* _TASK TO COMPLETE_
Find and copy each line of the records where the string "español" shows up.

* _EXTRACTED ENTRIES_
★ ★ ★ ★ ★ ★ ★

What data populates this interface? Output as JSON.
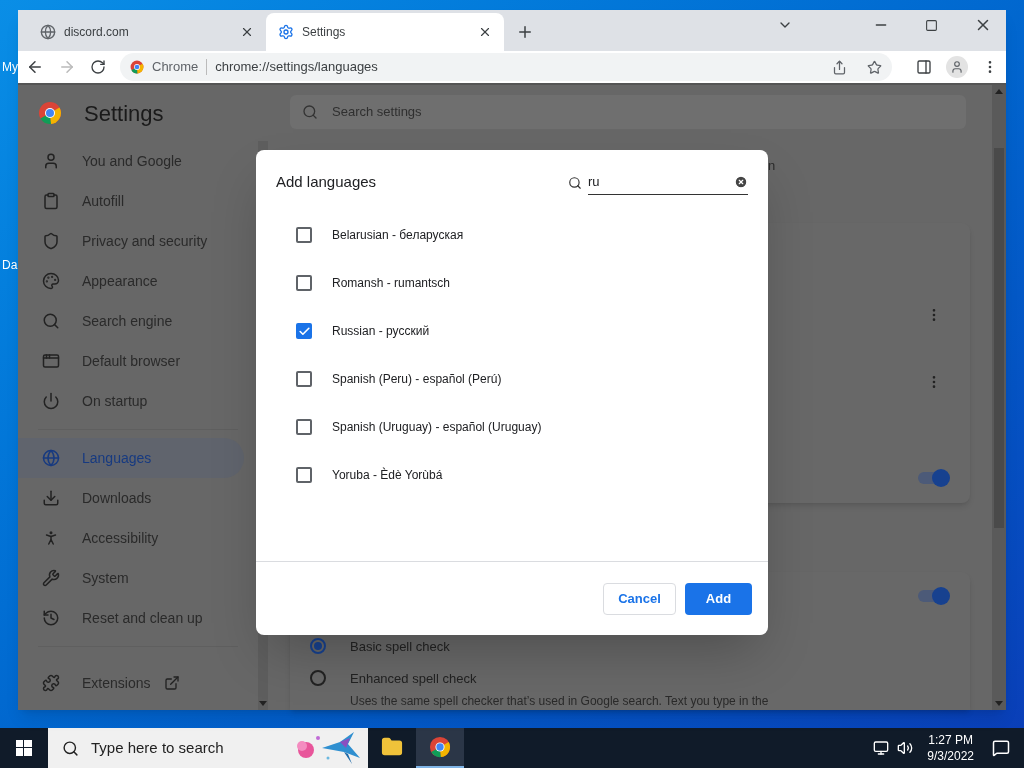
{
  "desktop": {
    "icon_labels": [
      "My",
      "Da"
    ]
  },
  "browser": {
    "tabs": [
      {
        "title": "discord.com",
        "selected": false
      },
      {
        "title": "Settings",
        "selected": true
      }
    ],
    "address": {
      "origin": "Chrome",
      "url": "chrome://settings/languages"
    }
  },
  "settings": {
    "title": "Settings",
    "search_placeholder": "Search settings",
    "nav": [
      {
        "label": "You and Google",
        "selected": false
      },
      {
        "label": "Autofill",
        "selected": false
      },
      {
        "label": "Privacy and security",
        "selected": false
      },
      {
        "label": "Appearance",
        "selected": false
      },
      {
        "label": "Search engine",
        "selected": false
      },
      {
        "label": "Default browser",
        "selected": false
      },
      {
        "label": "On startup",
        "selected": false
      },
      {
        "label": "Languages",
        "selected": true
      },
      {
        "label": "Downloads",
        "selected": false
      },
      {
        "label": "Accessibility",
        "selected": false
      },
      {
        "label": "System",
        "selected": false
      },
      {
        "label": "Reset and clean up",
        "selected": false
      },
      {
        "label": "Extensions",
        "selected": false
      }
    ],
    "fragment": "n",
    "toggles": [
      {
        "on": true
      },
      {
        "on": true
      }
    ],
    "spell_check": [
      {
        "label": "Basic spell check",
        "selected": true
      },
      {
        "label": "Enhanced spell check",
        "selected": false,
        "description": "Uses the same spell checker that’s used in Google search. Text you type in the"
      }
    ]
  },
  "dialog": {
    "title": "Add languages",
    "search_value": "ru",
    "languages": [
      {
        "label": "Belarusian - беларуская",
        "checked": false
      },
      {
        "label": "Romansh - rumantsch",
        "checked": false
      },
      {
        "label": "Russian - русский",
        "checked": true
      },
      {
        "label": "Spanish (Peru) - español (Perú)",
        "checked": false
      },
      {
        "label": "Spanish (Uruguay) - español (Uruguay)",
        "checked": false
      },
      {
        "label": "Yoruba - Èdè Yorùbá",
        "checked": false
      }
    ],
    "buttons": [
      {
        "label": "Cancel",
        "kind": "secondary"
      },
      {
        "label": "Add",
        "kind": "primary"
      }
    ]
  },
  "taskbar": {
    "search_placeholder": "Type here to search",
    "apps": [
      {
        "kind": "explorer",
        "selected": false
      },
      {
        "kind": "chrome",
        "selected": true
      }
    ],
    "time": "1:27 PM",
    "date": "9/3/2022"
  }
}
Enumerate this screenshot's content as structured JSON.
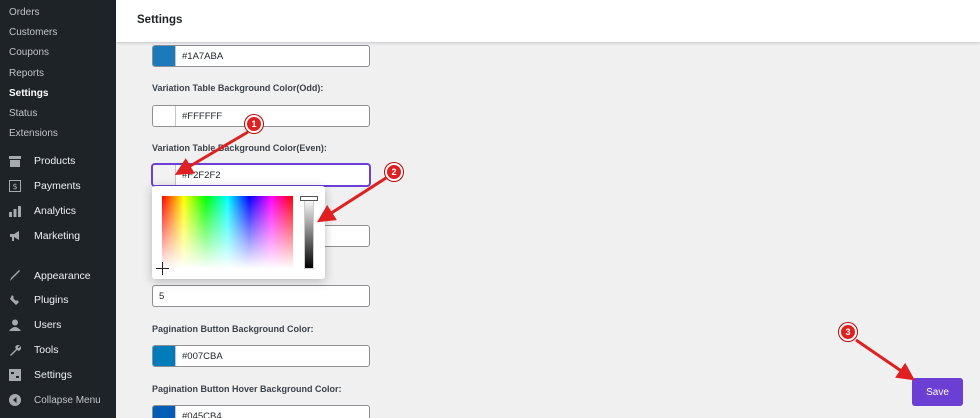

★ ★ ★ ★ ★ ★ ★

* _ANSWER BOX_
        "label": "Spanish (Peru) - español (Perú)",
        "label": "Spanish (Uruguay) - español (Uruguay)",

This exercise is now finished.